Court Hands Trump Administration Another Defeat on Immigration
For Immediate Release
June 23rd, 2017
Matt Adams, Legal Director, Northwest Immigrant Rights Project
Seattle, WA – On Wednesday, a U.S. District Court in Washington state rejected the Trump administration’s effort to dismiss a lawsuit targeting a once-secret program used to deny qualified Muslim immigrants from obtaining citizenship and permanent residency status, and also granted the case class-action status.
The Controlled Application Review and Resolution Program, known as CARRP, was secretly created in 2008 and was exposed by the ACLU of Southern California in 2013. It is ostensibly used to vet immigration applicants for national security concerns, but in practice bars – without legal authority – Muslim immigrants from becoming U.S. citizens and lawful permanent residents.
Northwest Immigrant Rights Project; the ACLU, including the Southern California, Washington state, and National offices; the National Immigration Project of the National Lawyers Guild; the Law Offices of Stacy Tolchin; and Perkins Coie LLP filed a lawsuit earlier this year on behalf of five individuals whose applications for citizenship and legal residency were delayed for long periods of time – even years – without ever being informed why. The lawsuit argues that the policies violate federal laws and constitutional protections.
The court’s decision permits the plaintiffs to seek an injunction against the Trump administration’s “extreme vetting” program on a nationwide basis.
“By granting class certification and denying the motion to dismiss the Court has shined a spotlight on the administration’s efforts to operate beyond the legal framework created by Congress,” said Matt Adams, legal director for Northwest Immigrant Rights Project. “Just like our named plaintiffs who were immediately approved after we filed this law suit, there are thousands of other law-abiding residents who are unjustly targeted by this secret program.”
Under the CARRP program, U.S. Citizenship and Immigration Services covertly labels law-abiding applicants “national security concerns.” It then places their applications in limbo or denies them for spurious reasons. The “security concerns” are often based on nothing more than lawful religious activity, national origin and innocuous associations.
Muslim residents who present no threat at all, let alone any threat to national security, are caught in the CARRP trap, even if they are legally eligible for naturalization or a green card. The agency does not let such individuals know that they had been labeled a threat to our nation or give them an opportunity to contest to the allegations.
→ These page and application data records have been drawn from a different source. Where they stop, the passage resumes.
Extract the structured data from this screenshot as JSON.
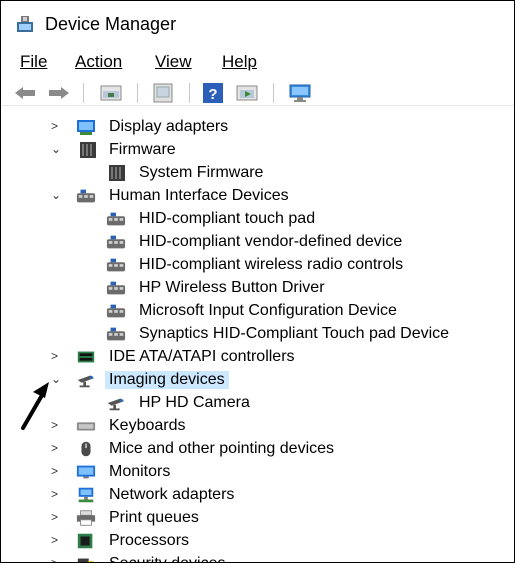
{
  "window": {
    "title": "Device Manager"
  },
  "menu": {
    "file": {
      "label": "File"
    },
    "action": {
      "label": "Action"
    },
    "view": {
      "label": "View"
    },
    "help": {
      "label": "Help"
    }
  },
  "toolbar": {
    "icons": [
      "back-arrow-icon",
      "forward-arrow-icon",
      "properties-icon",
      "update-driver-icon",
      "help-icon",
      "run-icon",
      "scan-hardware-icon"
    ]
  },
  "tree": [
    {
      "label": "Display adapters",
      "level": 0,
      "state": "collapsed",
      "icon": "display-adapter-icon"
    },
    {
      "label": "Firmware",
      "level": 0,
      "state": "expanded",
      "icon": "firmware-icon"
    },
    {
      "label": "System Firmware",
      "level": 1,
      "state": "leaf",
      "icon": "firmware-icon"
    },
    {
      "label": "Human Interface Devices",
      "level": 0,
      "state": "expanded",
      "icon": "hid-icon"
    },
    {
      "label": "HID-compliant touch pad",
      "level": 1,
      "state": "leaf",
      "icon": "hid-icon"
    },
    {
      "label": "HID-compliant vendor-defined device",
      "level": 1,
      "state": "leaf",
      "icon": "hid-icon"
    },
    {
      "label": "HID-compliant wireless radio controls",
      "level": 1,
      "state": "leaf",
      "icon": "hid-icon"
    },
    {
      "label": "HP Wireless Button Driver",
      "level": 1,
      "state": "leaf",
      "icon": "hid-icon"
    },
    {
      "label": "Microsoft Input Configuration Device",
      "level": 1,
      "state": "leaf",
      "icon": "hid-icon"
    },
    {
      "label": "Synaptics HID-Compliant Touch pad Device",
      "level": 1,
      "state": "leaf",
      "icon": "hid-icon"
    },
    {
      "label": "IDE ATA/ATAPI controllers",
      "level": 0,
      "state": "collapsed",
      "icon": "ide-controller-icon"
    },
    {
      "label": "Imaging devices",
      "level": 0,
      "state": "expanded",
      "icon": "camera-icon",
      "selected": true
    },
    {
      "label": "HP HD Camera",
      "level": 1,
      "state": "leaf",
      "icon": "camera-icon"
    },
    {
      "label": "Keyboards",
      "level": 0,
      "state": "collapsed",
      "icon": "keyboard-icon"
    },
    {
      "label": "Mice and other pointing devices",
      "level": 0,
      "state": "collapsed",
      "icon": "mouse-icon"
    },
    {
      "label": "Monitors",
      "level": 0,
      "state": "collapsed",
      "icon": "monitor-icon"
    },
    {
      "label": "Network adapters",
      "level": 0,
      "state": "collapsed",
      "icon": "network-adapter-icon"
    },
    {
      "label": "Print queues",
      "level": 0,
      "state": "collapsed",
      "icon": "printer-icon"
    },
    {
      "label": "Processors",
      "level": 0,
      "state": "collapsed",
      "icon": "processor-icon"
    },
    {
      "label": "Security devices",
      "level": 0,
      "state": "collapsed",
      "icon": "security-device-icon"
    }
  ],
  "colors": {
    "selection": "#cce8ff",
    "accent": "#1e6fd9"
  }
}
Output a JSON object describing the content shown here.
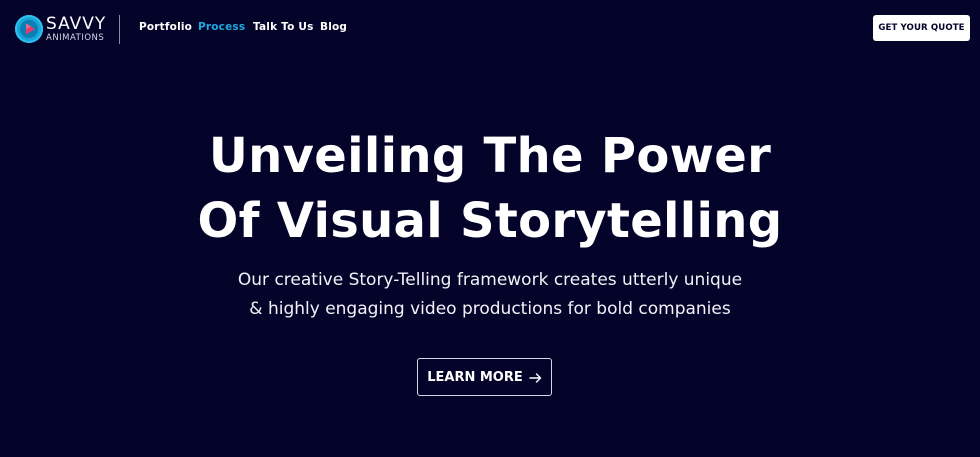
{
  "header": {
    "logo": {
      "name": "SAVVY",
      "tagline": "ANIMATIONS",
      "icon": "play-icon",
      "color": "#16a6d8"
    },
    "nav": [
      {
        "label": "Portfolio",
        "active": false
      },
      {
        "label": "Process",
        "active": true
      },
      {
        "label": "Talk To Us",
        "active": false
      },
      {
        "label": "Blog",
        "active": false
      }
    ],
    "cta_label": "GET YOUR QUOTE"
  },
  "hero": {
    "title_line1": "Unveiling The Power",
    "title_line2": "Of Visual Storytelling",
    "subtitle_line1": "Our creative Story-Telling framework creates utterly unique",
    "subtitle_line2": "& highly engaging video productions for bold companies",
    "button_label": "LEARN MORE",
    "button_icon": "arrow-right-icon"
  },
  "colors": {
    "background": "#04042a",
    "accent": "#1fa8e0",
    "text": "#ffffff"
  }
}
“The decision makes this the first national class action challenging the legality of the government’s secret ‘vetting’ program used to block eligible Muslim immigrants from naturalizing as U.S. citizens or obtaining permanent residency,” said Jennie Pasquarella, director of immigrants’ rights and senior staff attorney for the ACLU SoCal.